Valkyrie Bestiary

Doing Our Best to Care for the Fae

Conies, bunnies with spunk

June 28, 2084 

If you read Watership Down as a child, raise your hand. Probably not a lot of you. It was an old book when I was a kid. I never really understood why it was considered a children’s book. It scared the pants off me.

Maybe that’s why when I encountered a colony of conies recently, I felt the cold hand of dread squeeze my guts. 

Sure, they’re cute as all get out with their long, fuzzy ears and twitchy noses. And who doesn’t love a fluffy critter holding a bladed weapon? It makes you want to blubber, “Who’s dat widdle, bitty wabbit with the widdle bitty spear.”

Good thing I didn’t. Turns out “widdle bitty” weapons can hurt just as much as others. And conies know how to use them. 
So here’s what I know about conies. Please add your experience and additional information in the comments below.

The word coney comes from the Gallic. It basically just means rabbit. But like grimalkin (old Scottish for cat) it has come to take on a more fae meaning. The name coney was given to the colonies of intelligent rabbits that popped up in the old American northeast after the wars. 

Conies stand about as tall as jackrabbits. They have long, wide ears that normally hang at their sides but perk up when danger is near. 

Some zoologists have suggested that conies communicate telepathically with each other in a sort of hive mind. Certainly, when I encountered them, they acted quickly and decisively as one unit, but I suspect their communication is more like a bee colony’s, with a superior sense of body language and possibly pheromones used to instantly relay messages to a large hive.

I’m not sure if conies are an ancient species that lay dormant through the industrial age or if they came through a crack in the veil during the wars. We may never know. 
One thing I can definitely attest to is that they revere their dead and don’t appreciate having them disturbed. If you find yourself in the middle of a coney colony, tread carefully.
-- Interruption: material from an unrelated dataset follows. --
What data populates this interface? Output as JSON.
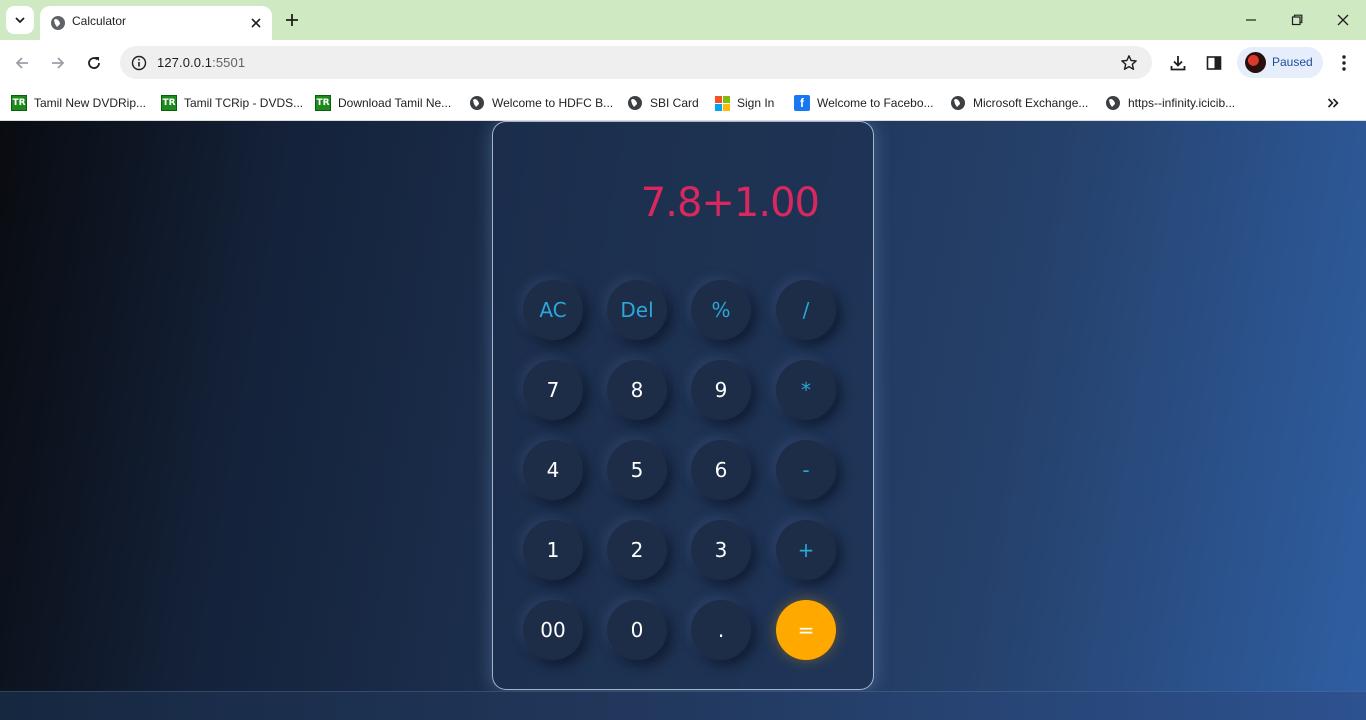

Comments (12)

But the big question is are they better with a BBQ rub or sauce?
BigGameGuy (June 28, 2084)

           Yeah, yeah. You’re very tough. Go polish your guns. I hope you shoot yourself in the foot.
(June 28, 2084)

                    Cchedgewitch (June 28, 2084)

Conies are very smart. My Da used to hunt them for their pelts. Until one day, a bunch of them came to our homestead and asked him to return the pelts of their dead. Ma served them tea. It was all very weird, but Da never hunted a coney again.
InSteadGirl6759 (June 29, 2084)

          I’m glad your family welcomed them. We could use more such open communications with the creatures out there. I’m sorry to say, I didn’t make much of an impression as an ambassador.
(June 29, 2084)

                    What’s an ambassador? 
                    InSteadGirl6759 (June 29, 2084)

                              It’s a person from one nation or culture who visits another nation or culture with the aim of opening communication between the two groups.
(June 29, 2084)

                                         Like the tinker man who travels from homestead to homestead?
                                         InSteadGirl6759 (June 29, 2084)

Conies are a real threat to homestead life because they breed like…well, like rabbits. The only communication I want from them is the screams I hear when I shove napalm into their tunnels. 
Gadgeteer (June 29, 2084

          I hope that is rhetorical napalm. If not, I hope you’re ready for the wrath of bunnies that is about to come down on you. Wait, no. I don’t hope that. I hope the conies rip you a new one.
  Valkyrie367 (June 29, 2084)

                    Wow, Valkyrie367 that’s the meanest thing I’ve ever seen you print.
                    InSteadGirl6759 (June 29, 2084)

                             Sorry. I have a lot on my mind right now. Peace to all.
(June 29, 2084)